Please specify - if your father and/or the mother are US persons? or they do not have any connection with the US?
Based on that you will determine if there are any tax obligations on your mother.
For your - as you received a gift - that is not taxable income.
Gift is an income, but not taxable income. Please see IRS publication 525 page 33 for reference - http://www.irs.gov/pub/irs-pdf/p525.pdf
So - the recipient does not need to claim it on his/her tax return and does not owe any taxes. There is no limit on the gift value.
Let me know if you need any help.
As you mother and your father are US persons - there would be additional tax liability on their side.
Your mother should determine the basis of the property - that is mainly a purchase price.
Because half of the property was inherited by your mother in 2004 after your father died - her basis on that half is a fair market value of the property at that time.
Then - she will report the sale transaction on the schedule D part II - as long term capital gain.

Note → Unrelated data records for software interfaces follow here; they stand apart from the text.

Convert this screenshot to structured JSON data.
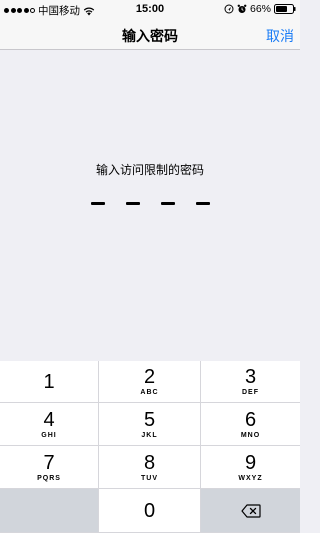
{
  "status_bar": {
    "carrier": "中国移动",
    "time": "15:00",
    "battery": "66%"
  },
  "nav": {
    "title": "输入密码",
    "cancel": "取消"
  },
  "prompt": "输入访问限制的密码",
  "pin": {
    "length": 4,
    "entered": 0
  },
  "keypad": {
    "keys": [
      {
        "num": "1",
        "letters": ""
      },
      {
        "num": "2",
        "letters": "ABC"
      },
      {
        "num": "3",
        "letters": "DEF"
      },
      {
        "num": "4",
        "letters": "GHI"
      },
      {
        "num": "5",
        "letters": "JKL"
      },
      {
        "num": "6",
        "letters": "MNO"
      },
      {
        "num": "7",
        "letters": "PQRS"
      },
      {
        "num": "8",
        "letters": "TUV"
      },
      {
        "num": "9",
        "letters": "WXYZ"
      },
      {
        "num": "0",
        "letters": ""
      }
    ]
  },
  "icons": {
    "wifi": "wifi-icon",
    "location": "location-icon",
    "alarm": "alarm-icon",
    "battery": "battery-icon",
    "delete": "backspace-icon"
  },
  "colors": {
    "accent": "#1a7cf6",
    "background": "#efeff4",
    "keypad_background": "#d1d5db"
  }
}
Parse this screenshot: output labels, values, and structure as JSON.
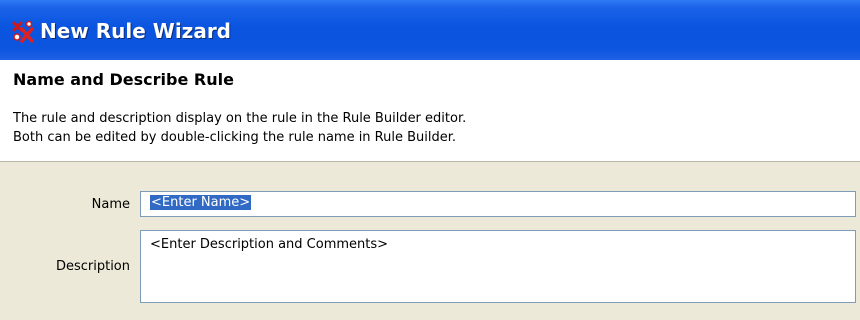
{
  "window": {
    "title": "New Rule Wizard",
    "icon": "rule-wizard-icon"
  },
  "header": {
    "title": "Name and Describe Rule",
    "description_lines": [
      "The rule and description display on the rule in the Rule Builder editor.",
      "Both can be edited by double-clicking the rule name in Rule Builder."
    ]
  },
  "form": {
    "name_label": "Name",
    "name_value": "<Enter Name>",
    "name_selected": true,
    "description_label": "Description",
    "description_value": "<Enter Description and Comments>"
  },
  "colors": {
    "titlebar": "#0a54e0",
    "dialog_background": "#ece9d8",
    "selection": "#316ac5",
    "input_border": "#7f9db9"
  }
}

Her capital gain would be $180,000 (selling price) - (basis) - and it is generally taxable up to 15% depending on her other taxable income.
As the donor - she may need to file a gift tax return if the gift amount is above $13,000 per person per year (for 2009) , but there would not be any gift tax unless the lifetime limit of $1,000,000 is reached.
as she transfered the money into the US - if the amount is more than $100,000, the person is required to file form 3120 - http://www.irs.gov/pub/irs-pdf/f3520.pdf (see instructions for details - http://www.irs.gov/pub/irs-pdf/i3520.pdf) to declare transfer from the foreign country. There is no tax associated with this form.
In additional - your bank might be required to report your transaction - so I would suggest to consult with the banker if they need any supporting documents so your transaction would not look suspicious.